Avoid being outdoors during the middle of the day, when the sun’s rays are more intense. Weather reports usually include the UV index for your particular area. Anything above seven is considered as high risk and dangerous. You should be aware of your immediate surroundings too, as reflection in sand, water and snow, can increase exposure considerably.
Sunscreen Has An Expiry Date
This is no marketing ploy – sunscreens lose their strength over time and really do expire after 3 years.
Older products should be discarded as well as any showing any colour or consistency change.
Sunscreen Is Safe
Extensive studies done worldwide, have proven that unless you swallow it, sunscreens are considered 100% safe.
The risk of not wearing sunscreen however, is far too great.
Do Babies Need Sunscreen?
Doctors’ opinions vary, but generally doctors recommend avoiding sunscreen in babies under 6 months. However, it’s best to consult your own doctor if you have concerns for your baby’s sun safety.
Young babies can have super sensitive skins so its recommended to keep them out of the sun as much as possible and well protected at all times with long sleeves and sun protection hats. At Tic Tas Togs we have a cute range of long sleeve nappy-change swimwear suitable for babies and toddlers.
If using sunscreen on your baby, it may be an idea to first test it on a small area on their body to see if there is any reaction.
How Much Sunscreen Should You Apply?
Follow the general rule of 1 teaspoon and 1 shot - a teaspoon full should be sufficient for one’s face, while a shot glass full should be enough to cover the rest of the body.
Always choose to be more liberal with your sunscreen than not.
Storage Is Key To Sunscreen Effectiveness
Heat and sunlight can cause sunscreens to deteriorate faster and become less effective. Therefore, they should always be stored indoors in a cool place. Do not leave it in your car – especially over summer!
Reapplication is Crucial
Swimming, sweating and drying off with a towel reduces the level of protection your sunscreen offers.
Reapplication at least every two hours is strongly recommended no matter what SPF you use.
Sunscreen Isn’t Just For Sunny Days
Clouds only filter out 20% of the sun’s UV rays, meaning that the risk of sunburn can be worse on cloudy days, as you may be burning without feeling the heat.
Always use sunscreen when outdoors, even if you don’t think it’s sunny enough to warrant it.
Be Allergy Aware When It Comes To Your Sunscreen Choice
People with sensitive skins or prone to allergies are advised to use allergy sensitive products.
Different brands have different ingredients, so it’s best to find one that works for you and stick to it. You can also ask your doctor to make a recommendation of a certain brand or ingredients to avoid if you or anyone in your family has sensitive skin.
Reef Safe Sunscreen
You may have heard the term ‘reef safe’ sunscreen but what does this actually mean?

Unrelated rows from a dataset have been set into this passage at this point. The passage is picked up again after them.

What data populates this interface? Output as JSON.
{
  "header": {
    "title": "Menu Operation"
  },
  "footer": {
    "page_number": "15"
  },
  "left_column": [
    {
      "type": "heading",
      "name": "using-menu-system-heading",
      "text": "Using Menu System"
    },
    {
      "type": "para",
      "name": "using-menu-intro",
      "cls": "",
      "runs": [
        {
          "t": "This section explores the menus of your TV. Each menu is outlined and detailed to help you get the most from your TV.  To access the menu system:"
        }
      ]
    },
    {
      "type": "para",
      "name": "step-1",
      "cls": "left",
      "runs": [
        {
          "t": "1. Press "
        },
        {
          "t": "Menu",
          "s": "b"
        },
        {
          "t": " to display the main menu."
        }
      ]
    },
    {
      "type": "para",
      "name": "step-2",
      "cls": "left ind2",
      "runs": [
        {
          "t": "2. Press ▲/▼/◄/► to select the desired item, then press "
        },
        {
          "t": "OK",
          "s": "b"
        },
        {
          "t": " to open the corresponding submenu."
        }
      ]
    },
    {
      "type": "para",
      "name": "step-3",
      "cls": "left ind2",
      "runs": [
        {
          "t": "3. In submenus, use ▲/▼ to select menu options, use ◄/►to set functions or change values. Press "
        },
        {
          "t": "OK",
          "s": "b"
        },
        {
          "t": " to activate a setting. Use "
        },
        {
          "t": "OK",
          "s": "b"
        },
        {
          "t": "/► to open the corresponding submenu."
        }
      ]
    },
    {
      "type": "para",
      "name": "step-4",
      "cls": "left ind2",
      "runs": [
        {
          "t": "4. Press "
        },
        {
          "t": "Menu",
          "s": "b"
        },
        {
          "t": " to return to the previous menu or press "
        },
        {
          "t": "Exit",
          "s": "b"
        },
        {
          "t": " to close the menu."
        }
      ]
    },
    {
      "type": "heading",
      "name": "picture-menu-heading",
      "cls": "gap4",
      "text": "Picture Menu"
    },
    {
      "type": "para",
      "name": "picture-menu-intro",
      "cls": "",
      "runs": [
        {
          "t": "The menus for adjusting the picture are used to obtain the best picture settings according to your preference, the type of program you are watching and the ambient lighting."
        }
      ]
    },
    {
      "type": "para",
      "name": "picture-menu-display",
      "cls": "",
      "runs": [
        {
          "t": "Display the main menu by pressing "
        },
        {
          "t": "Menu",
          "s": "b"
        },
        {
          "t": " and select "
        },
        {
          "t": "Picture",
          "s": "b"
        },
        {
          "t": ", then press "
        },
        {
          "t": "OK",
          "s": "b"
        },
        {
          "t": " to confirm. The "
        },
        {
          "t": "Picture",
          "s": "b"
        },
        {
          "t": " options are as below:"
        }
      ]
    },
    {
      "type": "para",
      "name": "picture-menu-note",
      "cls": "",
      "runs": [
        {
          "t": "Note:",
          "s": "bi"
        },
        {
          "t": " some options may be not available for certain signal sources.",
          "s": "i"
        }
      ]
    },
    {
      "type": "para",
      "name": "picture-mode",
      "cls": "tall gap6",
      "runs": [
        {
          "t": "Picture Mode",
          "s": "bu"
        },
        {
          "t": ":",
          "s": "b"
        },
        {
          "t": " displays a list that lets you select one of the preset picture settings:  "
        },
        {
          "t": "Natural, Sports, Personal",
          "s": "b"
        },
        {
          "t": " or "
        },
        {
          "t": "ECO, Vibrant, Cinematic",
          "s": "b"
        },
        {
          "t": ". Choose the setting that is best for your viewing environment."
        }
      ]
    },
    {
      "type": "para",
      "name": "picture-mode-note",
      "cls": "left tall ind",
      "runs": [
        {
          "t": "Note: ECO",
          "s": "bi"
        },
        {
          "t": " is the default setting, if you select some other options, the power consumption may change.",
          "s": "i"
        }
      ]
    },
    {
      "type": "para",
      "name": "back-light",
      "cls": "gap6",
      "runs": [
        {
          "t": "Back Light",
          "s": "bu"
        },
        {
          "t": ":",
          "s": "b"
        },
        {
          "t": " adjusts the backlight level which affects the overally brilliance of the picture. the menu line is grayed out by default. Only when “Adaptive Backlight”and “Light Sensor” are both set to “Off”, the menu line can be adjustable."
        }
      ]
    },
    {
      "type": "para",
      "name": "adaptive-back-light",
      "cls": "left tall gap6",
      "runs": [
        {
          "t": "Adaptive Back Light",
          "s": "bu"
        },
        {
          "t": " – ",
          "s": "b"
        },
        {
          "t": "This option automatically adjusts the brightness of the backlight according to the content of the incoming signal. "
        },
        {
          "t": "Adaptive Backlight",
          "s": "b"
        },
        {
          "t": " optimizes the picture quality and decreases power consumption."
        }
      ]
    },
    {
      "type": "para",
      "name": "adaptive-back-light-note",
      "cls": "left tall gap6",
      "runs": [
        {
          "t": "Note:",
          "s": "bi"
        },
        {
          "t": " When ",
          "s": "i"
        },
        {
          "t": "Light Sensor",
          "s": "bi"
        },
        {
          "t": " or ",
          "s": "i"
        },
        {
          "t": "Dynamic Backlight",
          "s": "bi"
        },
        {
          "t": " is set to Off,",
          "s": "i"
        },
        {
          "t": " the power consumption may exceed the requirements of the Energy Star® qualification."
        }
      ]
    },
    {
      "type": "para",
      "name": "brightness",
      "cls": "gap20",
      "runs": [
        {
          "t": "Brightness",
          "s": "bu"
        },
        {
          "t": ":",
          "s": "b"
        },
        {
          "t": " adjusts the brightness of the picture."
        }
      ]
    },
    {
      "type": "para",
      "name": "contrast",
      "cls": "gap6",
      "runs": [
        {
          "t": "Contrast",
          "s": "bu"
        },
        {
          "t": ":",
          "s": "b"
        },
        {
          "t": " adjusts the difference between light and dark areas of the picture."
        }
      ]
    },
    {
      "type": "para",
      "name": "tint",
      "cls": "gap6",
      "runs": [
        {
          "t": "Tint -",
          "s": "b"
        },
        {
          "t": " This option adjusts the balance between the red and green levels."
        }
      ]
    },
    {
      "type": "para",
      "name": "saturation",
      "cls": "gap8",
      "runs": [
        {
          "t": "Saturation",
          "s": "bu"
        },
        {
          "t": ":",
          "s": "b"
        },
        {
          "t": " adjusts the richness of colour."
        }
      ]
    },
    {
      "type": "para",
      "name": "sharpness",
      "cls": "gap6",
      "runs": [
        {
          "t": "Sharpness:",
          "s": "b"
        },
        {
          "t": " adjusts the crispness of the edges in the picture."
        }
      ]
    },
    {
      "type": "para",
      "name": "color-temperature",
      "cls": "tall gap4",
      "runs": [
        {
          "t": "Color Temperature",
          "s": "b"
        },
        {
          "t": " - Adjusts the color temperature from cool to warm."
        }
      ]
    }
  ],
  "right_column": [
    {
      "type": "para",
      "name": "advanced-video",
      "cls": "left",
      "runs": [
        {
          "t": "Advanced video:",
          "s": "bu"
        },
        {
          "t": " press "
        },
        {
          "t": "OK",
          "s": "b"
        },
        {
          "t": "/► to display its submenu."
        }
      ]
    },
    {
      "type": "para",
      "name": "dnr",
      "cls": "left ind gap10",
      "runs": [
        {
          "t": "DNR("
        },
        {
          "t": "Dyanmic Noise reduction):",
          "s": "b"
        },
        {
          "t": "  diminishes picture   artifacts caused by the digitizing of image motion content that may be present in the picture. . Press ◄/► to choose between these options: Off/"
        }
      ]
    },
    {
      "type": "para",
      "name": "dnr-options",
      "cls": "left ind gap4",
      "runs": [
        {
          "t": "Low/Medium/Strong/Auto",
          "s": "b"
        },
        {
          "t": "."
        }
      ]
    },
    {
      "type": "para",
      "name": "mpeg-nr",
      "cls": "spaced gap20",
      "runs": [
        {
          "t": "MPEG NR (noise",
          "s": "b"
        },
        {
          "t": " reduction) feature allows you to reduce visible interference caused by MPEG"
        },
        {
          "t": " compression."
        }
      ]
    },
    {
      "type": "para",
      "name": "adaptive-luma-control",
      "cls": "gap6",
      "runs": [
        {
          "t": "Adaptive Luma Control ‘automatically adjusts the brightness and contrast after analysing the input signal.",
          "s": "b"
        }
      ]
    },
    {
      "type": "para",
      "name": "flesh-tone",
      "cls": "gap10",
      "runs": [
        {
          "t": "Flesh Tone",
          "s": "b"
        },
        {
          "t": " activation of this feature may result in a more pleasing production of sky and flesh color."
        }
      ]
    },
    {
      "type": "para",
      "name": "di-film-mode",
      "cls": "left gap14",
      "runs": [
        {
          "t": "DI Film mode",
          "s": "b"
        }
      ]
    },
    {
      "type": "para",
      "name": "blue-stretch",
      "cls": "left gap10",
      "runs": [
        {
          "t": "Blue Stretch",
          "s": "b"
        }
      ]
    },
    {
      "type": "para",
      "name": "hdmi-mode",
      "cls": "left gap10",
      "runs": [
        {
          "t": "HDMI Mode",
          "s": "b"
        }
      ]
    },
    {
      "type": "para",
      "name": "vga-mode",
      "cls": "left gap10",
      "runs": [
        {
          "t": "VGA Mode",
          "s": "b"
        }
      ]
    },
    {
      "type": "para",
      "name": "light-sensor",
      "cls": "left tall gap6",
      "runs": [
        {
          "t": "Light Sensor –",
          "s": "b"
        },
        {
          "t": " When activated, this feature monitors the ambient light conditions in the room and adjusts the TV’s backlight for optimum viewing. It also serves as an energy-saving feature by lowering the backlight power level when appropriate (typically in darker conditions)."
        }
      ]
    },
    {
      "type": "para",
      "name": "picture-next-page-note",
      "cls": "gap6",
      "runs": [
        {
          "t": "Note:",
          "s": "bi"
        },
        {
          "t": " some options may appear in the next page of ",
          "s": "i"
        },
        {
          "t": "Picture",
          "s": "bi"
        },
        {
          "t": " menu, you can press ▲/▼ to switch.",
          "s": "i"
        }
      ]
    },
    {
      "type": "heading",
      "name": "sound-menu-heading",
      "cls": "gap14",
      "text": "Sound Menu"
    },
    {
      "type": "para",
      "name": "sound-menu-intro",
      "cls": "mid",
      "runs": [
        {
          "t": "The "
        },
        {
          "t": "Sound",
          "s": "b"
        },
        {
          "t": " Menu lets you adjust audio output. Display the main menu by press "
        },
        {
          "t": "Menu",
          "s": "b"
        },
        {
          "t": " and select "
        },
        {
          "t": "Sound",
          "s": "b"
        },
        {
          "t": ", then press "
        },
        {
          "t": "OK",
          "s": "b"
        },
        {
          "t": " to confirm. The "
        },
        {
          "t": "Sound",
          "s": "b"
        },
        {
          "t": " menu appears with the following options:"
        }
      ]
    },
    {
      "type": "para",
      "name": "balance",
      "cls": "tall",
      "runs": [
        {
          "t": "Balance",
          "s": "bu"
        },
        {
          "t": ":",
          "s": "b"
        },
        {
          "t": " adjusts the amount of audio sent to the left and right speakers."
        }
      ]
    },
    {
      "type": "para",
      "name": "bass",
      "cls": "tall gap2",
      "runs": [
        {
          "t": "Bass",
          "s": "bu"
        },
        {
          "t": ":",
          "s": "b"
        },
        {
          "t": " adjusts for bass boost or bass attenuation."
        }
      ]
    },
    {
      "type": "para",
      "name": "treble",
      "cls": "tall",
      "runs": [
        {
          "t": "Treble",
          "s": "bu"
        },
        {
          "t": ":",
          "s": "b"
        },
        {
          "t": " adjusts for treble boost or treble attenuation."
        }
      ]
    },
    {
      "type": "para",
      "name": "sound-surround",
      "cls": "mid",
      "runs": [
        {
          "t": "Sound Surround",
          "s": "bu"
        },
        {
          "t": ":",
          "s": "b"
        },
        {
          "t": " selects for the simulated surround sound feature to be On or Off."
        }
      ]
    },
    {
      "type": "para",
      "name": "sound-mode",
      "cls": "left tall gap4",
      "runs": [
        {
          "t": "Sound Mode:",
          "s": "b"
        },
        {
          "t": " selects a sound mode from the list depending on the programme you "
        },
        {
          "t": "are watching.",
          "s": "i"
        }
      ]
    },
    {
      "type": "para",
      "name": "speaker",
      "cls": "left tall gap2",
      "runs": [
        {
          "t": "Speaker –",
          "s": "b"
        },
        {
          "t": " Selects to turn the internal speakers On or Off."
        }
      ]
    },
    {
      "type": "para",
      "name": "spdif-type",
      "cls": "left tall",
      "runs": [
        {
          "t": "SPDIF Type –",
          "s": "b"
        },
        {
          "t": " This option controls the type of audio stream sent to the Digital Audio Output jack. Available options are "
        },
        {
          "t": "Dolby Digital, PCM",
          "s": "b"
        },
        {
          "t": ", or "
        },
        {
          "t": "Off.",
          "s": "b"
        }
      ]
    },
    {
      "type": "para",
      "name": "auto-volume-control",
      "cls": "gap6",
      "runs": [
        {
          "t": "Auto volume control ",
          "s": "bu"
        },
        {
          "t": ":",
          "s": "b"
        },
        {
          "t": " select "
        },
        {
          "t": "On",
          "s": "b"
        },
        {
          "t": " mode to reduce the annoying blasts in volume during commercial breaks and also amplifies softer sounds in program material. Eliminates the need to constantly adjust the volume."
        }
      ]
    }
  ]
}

If you check the active ingredients on any sunscreen label, look out for zinc oxide and titanium dioxide. These are mineral UV-blocking ingredients which form an actual block to shield the skin and prevent it from absorbing UVA and UVB rays.
‘Reef friendly’ is sometimes included in a sunscreen’s description but this is not regulated and can’t always indicate it is actually safe for reefs. It’s best to check the active ingredients to confirm whether a sunscreen is reef safe.
We hope you’ve found these interesting facts about sunscreen useful. If you want to keep your kids protected while they swim, shop our range of children’s sun protection swimwear now.